What is being asked:
Pull out from the material below all lines with "emocoes".

The input:
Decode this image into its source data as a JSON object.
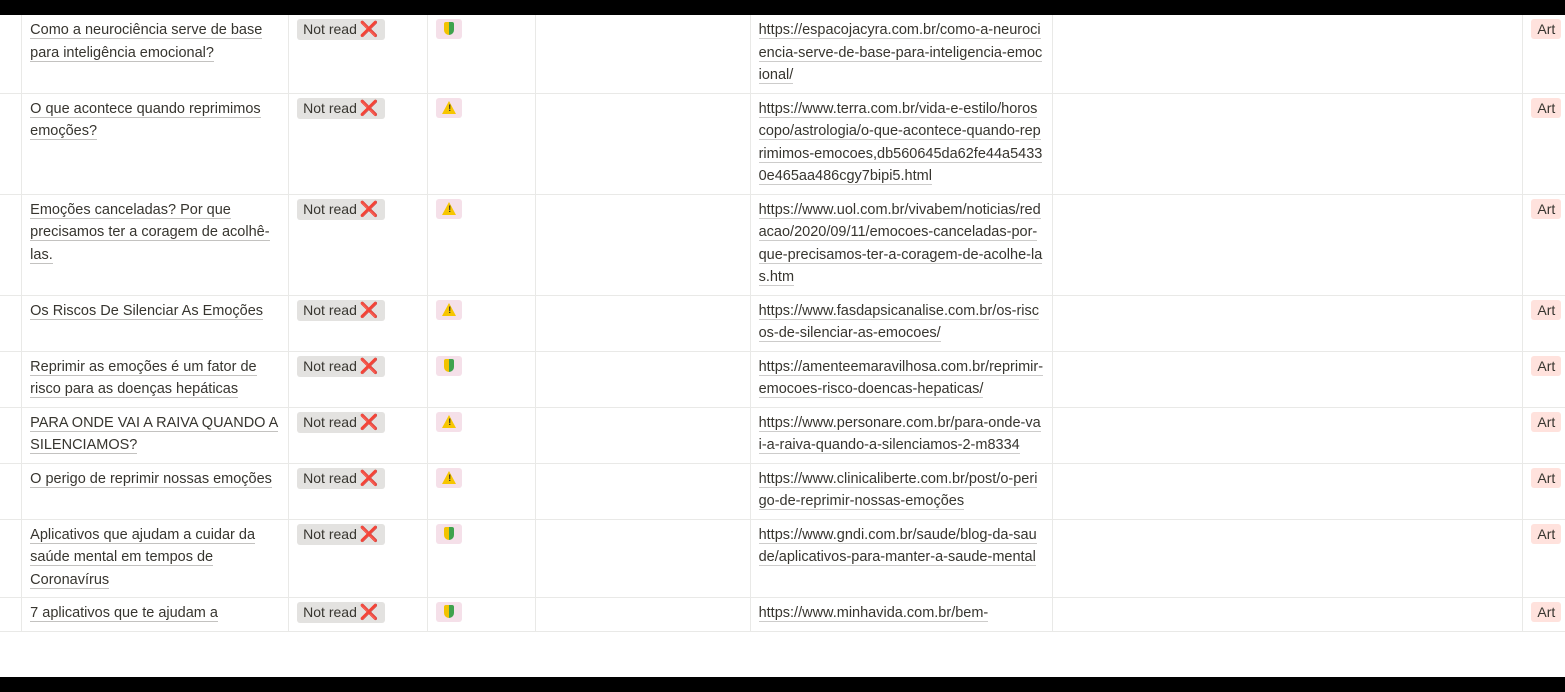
{
  "table": {
    "rows": [
      {
        "title": "Como a neurociência serve de base para inteligência emocional?",
        "status": "Not read",
        "reliability": "shield-icon",
        "url": "https://espacojacyra.com.br/como-a-neurociencia-serve-de-base-para-inteligencia-emocional/",
        "type": "Art"
      },
      {
        "title": "O que acontece quando reprimimos emoções?",
        "status": "Not read",
        "reliability": "warning-icon",
        "url": "https://www.terra.com.br/vida-e-estilo/horoscopo/astrologia/o-que-acontece-quando-reprimimos-emocoes,db560645da62fe44a54330e465aa486cgy7bipi5.html",
        "type": "Art"
      },
      {
        "title": "Emoções canceladas? Por que precisamos ter a coragem de acolhê-las.",
        "status": "Not read",
        "reliability": "warning-icon",
        "url": "https://www.uol.com.br/vivabem/noticias/redacao/2020/09/11/emocoes-canceladas-por-que-precisamos-ter-a-coragem-de-acolhe-las.htm",
        "type": "Art"
      },
      {
        "title": "Os Riscos De Silenciar As Emoções",
        "status": "Not read",
        "reliability": "warning-icon",
        "url": "https://www.fasdapsicanalise.com.br/os-riscos-de-silenciar-as-emocoes/",
        "type": "Art"
      },
      {
        "title": "Reprimir as emoções é um fator de risco para as doenças hepáticas",
        "status": "Not read",
        "reliability": "shield-icon",
        "url": "https://amenteemaravilhosa.com.br/reprimir-emocoes-risco-doencas-hepaticas/",
        "type": "Art"
      },
      {
        "title": "PARA ONDE VAI A RAIVA QUANDO A SILENCIAMOS?",
        "status": "Not read",
        "reliability": "warning-icon",
        "url": "https://www.personare.com.br/para-onde-vai-a-raiva-quando-a-silenciamos-2-m8334",
        "type": "Art"
      },
      {
        "title": "O perigo de reprimir nossas emoções",
        "status": "Not read",
        "reliability": "warning-icon",
        "url": "https://www.clinicaliberte.com.br/post/o-perigo-de-reprimir-nossas-emoções",
        "type": "Art"
      },
      {
        "title": "Aplicativos que ajudam a cuidar da saúde mental em tempos de Coronavírus",
        "status": "Not read",
        "reliability": "shield-icon",
        "url": "https://www.gndi.com.br/saude/blog-da-saude/aplicativos-para-manter-a-saude-mental",
        "type": "Art"
      },
      {
        "title": "7 aplicativos que te ajudam a",
        "status": "Not read",
        "reliability": "shield-icon",
        "url": "https://www.minhavida.com.br/bem-",
        "type": "Art"
      }
    ]
  },
  "icons": {
    "not_read_mark": "❌"
  },
  "colors": {
    "status_bg": "#e3e2e0",
    "icon_bg": "#f5e0e9",
    "type_bg": "#ffe2dd",
    "x_mark": "#e03e3e"
  }
}
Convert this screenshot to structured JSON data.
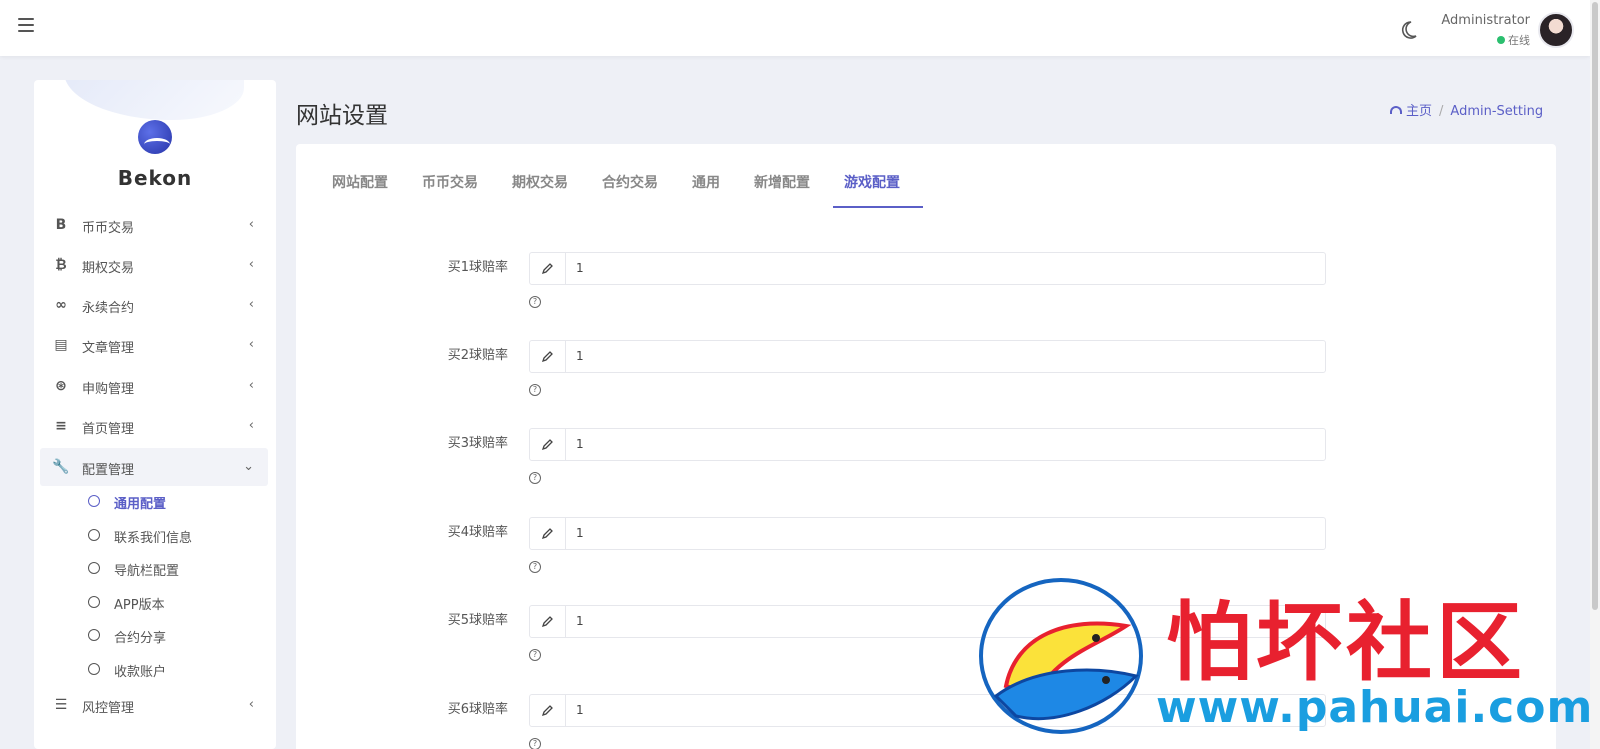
{
  "topbar": {
    "user_name": "Administrator",
    "user_status": "在线"
  },
  "sidebar": {
    "brand": "Bekon",
    "items": [
      {
        "label": "币币交易",
        "icon": "B"
      },
      {
        "label": "期权交易",
        "icon": "₿"
      },
      {
        "label": "永续合约",
        "icon": "∞"
      },
      {
        "label": "文章管理",
        "icon": "▤"
      },
      {
        "label": "申购管理",
        "icon": "⊛"
      },
      {
        "label": "首页管理",
        "icon": "≡"
      },
      {
        "label": "配置管理",
        "icon": "🔧"
      },
      {
        "label": "风控管理",
        "icon": "☰"
      }
    ],
    "subitems": [
      {
        "label": "通用配置"
      },
      {
        "label": "联系我们信息"
      },
      {
        "label": "导航栏配置"
      },
      {
        "label": "APP版本"
      },
      {
        "label": "合约分享"
      },
      {
        "label": "收款账户"
      }
    ]
  },
  "page": {
    "title": "网站设置",
    "breadcrumb_home": "主页",
    "breadcrumb_current": "Admin-Setting"
  },
  "tabs": [
    {
      "label": "网站配置"
    },
    {
      "label": "币币交易"
    },
    {
      "label": "期权交易"
    },
    {
      "label": "合约交易"
    },
    {
      "label": "通用"
    },
    {
      "label": "新增配置"
    },
    {
      "label": "游戏配置"
    }
  ],
  "fields": [
    {
      "label": "买1球赔率",
      "value": "1"
    },
    {
      "label": "买2球赔率",
      "value": "1"
    },
    {
      "label": "买3球赔率",
      "value": "1"
    },
    {
      "label": "买4球赔率",
      "value": "1"
    },
    {
      "label": "买5球赔率",
      "value": "1"
    },
    {
      "label": "买6球赔率",
      "value": "1"
    }
  ],
  "watermark": {
    "text": "怕坏社区",
    "url": "www.pahuai.com"
  },
  "colors": {
    "accent": "#5b5fc7",
    "online": "#2bbf6f"
  }
}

Completed exercise:
        "url": "https://www.terra.com.br/vida-e-estilo/horoscopo/astrologia/o-que-acontece-quando-reprimimos-emocoes,db560645da62fe44a54330e465aa486cgy7bipi5.html",
        "url": "https://www.uol.com.br/vivabem/noticias/redacao/2020/09/11/emocoes-canceladas-por-que-precisamos-ter-a-coragem-de-acolhe-las.htm",
        "url": "https://www.fasdapsicanalise.com.br/os-riscos-de-silenciar-as-emocoes/",
        "url": "https://amenteemaravilhosa.com.br/reprimir-emocoes-risco-doencas-hepaticas/",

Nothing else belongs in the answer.